Captain Courageous, or Outrageous, depending on your POV, Ted Turner takes some shots at media consolidation in this Washington Monthly article:
Today, media companies are more concentrated than at any time over the past 40 years, thanks to a continual loosening of ownership rules by Washington. The media giants now own not only broadcast networks and local stations; they also own the cable companies that pipe in the signals of their competitors and the studios that produce most of the programming. To get a flavor of how consolidated the industry has become, consider this: In 1990, the major broadcast networks–ABC, CBS, NBC, and Fox–fully or partially owned just 12.5 percent of the new series they aired. By 2000, it was 56.3 percent. Just two years later, it had surged to 77.5 percent.
Ironically, on the day I read this, Gannett announced that they purchased a rival Green Bay, WI newspaper, the News-Chronicle (along with a number of regional and weekly publications). Frank Wood owned the News Chronicle, which in 1989 published a long series of articles critical of Gannett and its business practices.
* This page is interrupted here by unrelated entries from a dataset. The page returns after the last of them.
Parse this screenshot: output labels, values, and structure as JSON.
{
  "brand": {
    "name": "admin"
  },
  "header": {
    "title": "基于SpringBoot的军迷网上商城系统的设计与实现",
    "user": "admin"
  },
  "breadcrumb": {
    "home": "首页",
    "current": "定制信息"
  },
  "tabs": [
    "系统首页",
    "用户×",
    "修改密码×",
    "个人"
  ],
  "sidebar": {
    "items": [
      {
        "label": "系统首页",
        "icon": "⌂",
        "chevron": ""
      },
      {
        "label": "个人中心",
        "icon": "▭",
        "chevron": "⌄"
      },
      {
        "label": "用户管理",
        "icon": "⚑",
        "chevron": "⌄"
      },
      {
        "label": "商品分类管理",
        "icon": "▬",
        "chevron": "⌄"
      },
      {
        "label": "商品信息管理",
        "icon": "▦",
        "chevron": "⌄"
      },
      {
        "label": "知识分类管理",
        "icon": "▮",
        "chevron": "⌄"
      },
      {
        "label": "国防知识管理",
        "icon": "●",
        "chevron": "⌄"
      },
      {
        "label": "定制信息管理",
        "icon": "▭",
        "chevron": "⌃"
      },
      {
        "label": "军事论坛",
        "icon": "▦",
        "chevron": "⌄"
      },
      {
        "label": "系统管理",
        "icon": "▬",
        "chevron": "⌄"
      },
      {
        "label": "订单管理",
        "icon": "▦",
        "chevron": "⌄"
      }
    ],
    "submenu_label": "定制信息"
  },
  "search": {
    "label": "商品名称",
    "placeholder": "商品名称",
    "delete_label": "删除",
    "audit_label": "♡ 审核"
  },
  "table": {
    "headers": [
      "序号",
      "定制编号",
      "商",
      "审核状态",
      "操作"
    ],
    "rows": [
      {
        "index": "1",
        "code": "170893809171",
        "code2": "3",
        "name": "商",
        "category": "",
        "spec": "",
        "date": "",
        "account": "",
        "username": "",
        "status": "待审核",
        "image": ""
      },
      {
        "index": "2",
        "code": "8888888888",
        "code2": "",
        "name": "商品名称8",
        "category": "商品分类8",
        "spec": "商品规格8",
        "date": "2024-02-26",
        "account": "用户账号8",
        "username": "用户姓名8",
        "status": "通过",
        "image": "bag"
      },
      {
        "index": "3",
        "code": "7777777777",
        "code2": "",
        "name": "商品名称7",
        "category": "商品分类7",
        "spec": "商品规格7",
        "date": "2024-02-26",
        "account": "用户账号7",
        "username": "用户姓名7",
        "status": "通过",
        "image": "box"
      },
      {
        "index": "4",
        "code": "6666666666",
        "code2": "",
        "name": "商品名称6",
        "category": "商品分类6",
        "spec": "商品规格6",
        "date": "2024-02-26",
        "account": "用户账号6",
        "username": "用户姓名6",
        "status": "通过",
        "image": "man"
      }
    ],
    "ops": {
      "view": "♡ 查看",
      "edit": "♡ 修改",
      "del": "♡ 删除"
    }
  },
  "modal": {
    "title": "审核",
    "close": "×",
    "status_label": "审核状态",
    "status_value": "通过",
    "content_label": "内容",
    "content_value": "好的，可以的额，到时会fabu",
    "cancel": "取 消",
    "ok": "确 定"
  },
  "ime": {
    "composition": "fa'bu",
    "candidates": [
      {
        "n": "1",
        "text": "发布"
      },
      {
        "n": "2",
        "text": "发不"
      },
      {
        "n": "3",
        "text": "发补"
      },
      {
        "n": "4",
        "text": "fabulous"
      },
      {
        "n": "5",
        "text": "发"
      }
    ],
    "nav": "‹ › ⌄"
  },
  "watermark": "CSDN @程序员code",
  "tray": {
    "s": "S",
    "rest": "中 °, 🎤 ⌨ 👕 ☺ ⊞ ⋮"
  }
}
Richard McCord, the writer of these articles went on to publish a book – the Chain Gang.
Jon Lauck references this book in his disection of the newspaper monopoly situation in South Dakota.